Published on 30th March 2012
I started the anti HS2 campaign in March 2010 and I’m a woman. My background is Project Management in Construction and the British Army so I am no stranger to being a woman in a man’s world and often am the only one! A classic example of this was being the only female speaker at the Railfuture Bletchley Conference 2011.
The Rail Industry has a problem. Compared to other industries it is still dominated by men and has made little progress in welcoming women. In fact there is an astonishing brusque, domineering, arrogant, dismissive and sexist culture which seems to revel in bullying women. I am relentlessly pursued online by Railway enthusiasts and “Trolls” on Twitter, Facebook and any blog I contribute to by men who make derogatory, offensive, demeaning comments about anything I say. They don’t just attack me, they attack men as well but certainly treat me differently as a woman. The core issue of being bullied is that there is a victim and a perpetrator, the perpetrator not having any respect for the victim. I have consistently been told by male rail enthusiasts that women are irrelevant to the industry as they do not want to work in such a demanding job! In addition, that I do not know what am I talking about on any subject despite my extensive construction qualifications and 20 years regeneration experience.
This accusation does not, of course, refer to everyone associated to the industry but after two years of viewing Rail as an outsider I am certain it is not just a biased observation it is fact that is backed up by extensive research.
I asked Christian Wolmar about writing a book about the subject and he kindly recommended Railway Women, Exploitation, Betrayal and Triumph in the Workplace by Helena Wojttczak. Having read this excellent book, which is completely unique, I do not believe anything has really changed since it was written in 2005. In fact if you compare the problems women face working in rail with Helena’s book they still seem to be alive today.
ASLEFs 2011 Women in Railway Survey found terms, conditions, facilities and equipment lacking and horrifically more than 1 in 5 women felt they had been bullied or harassed in the last year.
This is totally and utterly unacceptable and backs up the damning media coverage Network Rail has received over the last 12 months including a piece in the Telegraph on 2nd June 2011 reported “The head of human resources at Network Rail, who was condemned by an independent inquiry for a long running record of bullying and using sexist and racist language, has escaped disciplinary action and will retire on a generous, publicly-funded pension.”. A settlement prevented the allegations coming to court. A case of oh dear, poor chap?
Network Rail as a company is taking positive steps towards recruiting more women but it is the culture that needs changing.
The company's new senior management team has spoken previously of wanting to change a prevailing "militaristic" culture inside Network Rail.
A Dft spokesman said the report "highlighted some serious issues". He added: "We welcome the action Network Rail has taken to ensure there is no repeat of these failings, and we hope this report draws a line under the allegations."

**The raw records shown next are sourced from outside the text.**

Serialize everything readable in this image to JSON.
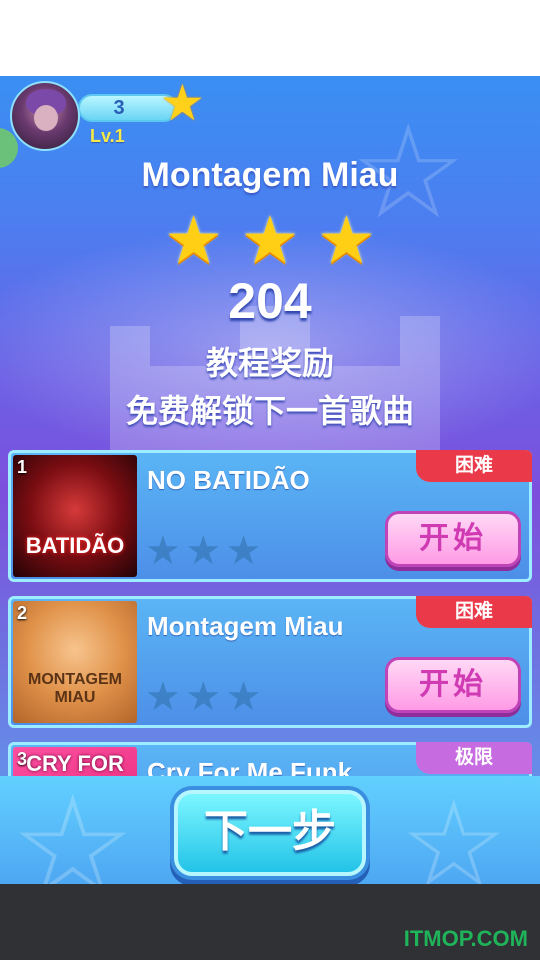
{
  "player": {
    "level_count": "3",
    "level_label": "Lv.1"
  },
  "result": {
    "song_title": "Montagem Miau",
    "stars": [
      "★",
      "★",
      "★"
    ],
    "score": "204",
    "reward_title": "教程奖励",
    "reward_subtitle": "免费解锁下一首歌曲"
  },
  "songs": [
    {
      "rank": "1",
      "title": "NO BATIDÃO",
      "difficulty": "困难",
      "stars": [
        "★",
        "★",
        "★"
      ],
      "start_label": "开始",
      "cover_text": "BATIDÃO"
    },
    {
      "rank": "2",
      "title": "Montagem Miau",
      "difficulty": "困难",
      "stars": [
        "★",
        "★",
        "★"
      ],
      "start_label": "开始",
      "cover_text": "MONTAGEM MIAU"
    },
    {
      "rank": "3",
      "title": "Cry For Me Funk",
      "difficulty": "极限",
      "cover_text": "CRY FOR"
    }
  ],
  "next_button": "下一步",
  "watermark": "ITMOP.COM",
  "colors": {
    "hard_badge": "#ea3a4a",
    "extreme_badge": "#c66be0",
    "start_button": "#ff9be6",
    "next_button": "#23c3e8"
  }
}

I spoke with ASLEF’s equality advisor about their study and “Culture” was the biggest problem raised. ASLEF has a dedicated women’s committee with at least one female representative per district but you struggle to find them online.
Women in Railway is ASLEF’s first ever survey on this subject and looked at why women come into the industry, their backgrounds and how they feel about working in the industry as a woman. It was delivered by the Labour Research Department (LRD) and reported to the ASLEF executive committee. Cultural problems were considered the key issue and a “programme of work” is now on going albeit no formal plan yet exists. The Women’s Committee who instigated the report is now also researching further, collating information and hoping to hold a seminar on their findings later this year.

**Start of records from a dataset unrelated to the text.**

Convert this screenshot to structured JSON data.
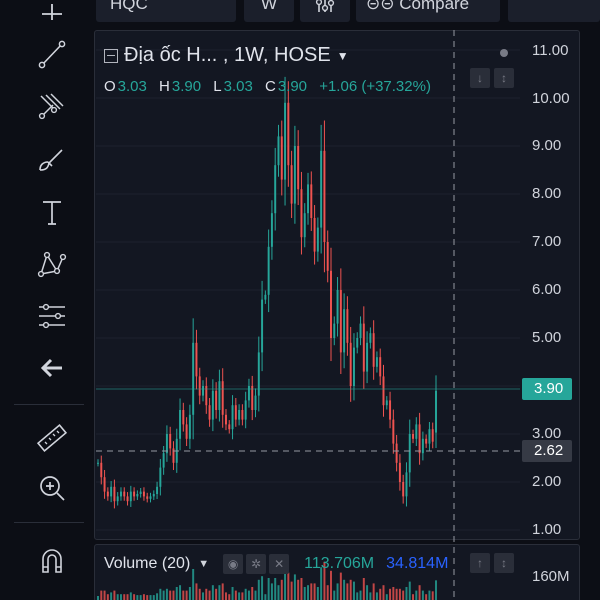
{
  "toolbar": {
    "symbol": "HQC",
    "interval": "W",
    "indicators_icon": "indicators-icon",
    "compare_label": "Compare"
  },
  "left_tools": [
    {
      "icon": "crosshair-icon"
    },
    {
      "icon": "trend-line-icon"
    },
    {
      "icon": "fib-icon"
    },
    {
      "icon": "brush-icon"
    },
    {
      "icon": "text-icon"
    },
    {
      "icon": "pattern-icon"
    },
    {
      "icon": "projection-icon"
    },
    {
      "icon": "back-arrow-icon"
    },
    {
      "icon": "ruler-icon"
    },
    {
      "icon": "zoom-in-icon"
    },
    {
      "icon": "magnet-icon"
    }
  ],
  "legend": {
    "title": "Địa ốc H... , 1W, HOSE",
    "o_label": "O",
    "o": "3.03",
    "h_label": "H",
    "h": "3.90",
    "l_label": "L",
    "l": "3.03",
    "c_label": "C",
    "c": "3.90",
    "change": "+1.06 (+37.32%)"
  },
  "price_axis": {
    "ticks": [
      "11.00",
      "10.00",
      "9.00",
      "8.00",
      "7.00",
      "6.00",
      "5.00",
      "3.00",
      "2.00",
      "1.00"
    ],
    "last_price": "3.90",
    "crosshair_price": "2.62"
  },
  "volume": {
    "label": "Volume (20)",
    "value1": "113.706M",
    "value2": "34.814M",
    "axis_tick": "160M"
  },
  "colors": {
    "up": "#26a69a",
    "down": "#ef5350",
    "background": "#131722"
  },
  "chart_data": {
    "type": "candlestick",
    "title": "Địa ốc H... , 1W, HOSE",
    "ylim": [
      1,
      11
    ],
    "close": [
      2.4,
      2.1,
      1.8,
      1.7,
      1.9,
      1.6,
      1.7,
      1.8,
      1.7,
      1.6,
      1.8,
      1.7,
      1.75,
      1.8,
      1.7,
      1.65,
      1.7,
      1.75,
      1.9,
      2.3,
      2.6,
      3.0,
      2.7,
      2.4,
      2.9,
      3.5,
      3.2,
      2.9,
      3.4,
      4.9,
      4.2,
      3.8,
      4.0,
      3.6,
      3.3,
      3.9,
      3.5,
      4.1,
      3.4,
      3.2,
      3.1,
      3.6,
      3.3,
      3.5,
      3.3,
      3.7,
      4.0,
      3.5,
      3.8,
      4.7,
      5.8,
      5.9,
      6.9,
      7.6,
      8.6,
      9.2,
      8.3,
      9.9,
      8.6,
      7.8,
      9.0,
      8.1,
      7.1,
      7.6,
      8.2,
      7.5,
      6.8,
      7.3,
      8.9,
      7.0,
      6.4,
      5.0,
      5.3,
      6.0,
      4.7,
      5.6,
      4.9,
      4.0,
      4.8,
      5.0,
      5.3,
      4.3,
      4.9,
      5.1,
      4.4,
      4.6,
      4.2,
      3.6,
      3.7,
      3.3,
      2.8,
      2.4,
      2.0,
      1.7,
      2.2,
      3.0,
      2.9,
      3.2,
      2.6,
      2.9,
      2.8,
      3.1,
      2.84,
      3.9
    ],
    "ohlc_last": {
      "open": 3.03,
      "high": 3.9,
      "low": 3.03,
      "close": 3.9
    }
  }
}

Women are leading the way yet again.
Recruiting female union members is also an issue as so few women compared to men join the industry, Also, worryingly the survey found “A majority of respondents think women are encouraged to be active within ASLEF, but there is a quite widespread feeling that the union feels like a “boys club”. However the women surveyed did believe ASLEF is doing all it can to change this. I would assume this is the case whichever rail union we are talking about – particularly if you look at officers list on websites which are invariably 99% male.
On talking about flexible working etc. I was told no formal arrangements exist and ad hoc informal agreements are all women have. It appears Rail is reluctantly embracing law rather than seeking to champion in it. This is worrying. You only have to look at evidence from a female worker on whistleblowers.com on health and safety and the Ladbroke Grove Rail Disaster to see why.
Another worrying point is “Women” appear to be lumped in with other minorities on policy by the Rail Industry when the issues are very different.
There have been some positives whilst campaigning against HS2. Firstly I have learnt a great deal about rail. Secondly I have learned even more about Sustainable Transport. Thirdly I have had the pleasure of meeting Christian Wolmar, being a guest of Rail Future at their Bletchley Conference and having many Railfuture friends as a result and I am looking forward to celebrating International Women’s Day in London with members of ASLEF and other women campaigners.
What is clear is my perceptions of the industry are shared with the majority of women in the Rail industry I have found so far.
You won’t like what I’m saying but it has to be said and debated loudly, openly and positively. Do something about it and join the future. This is 2012.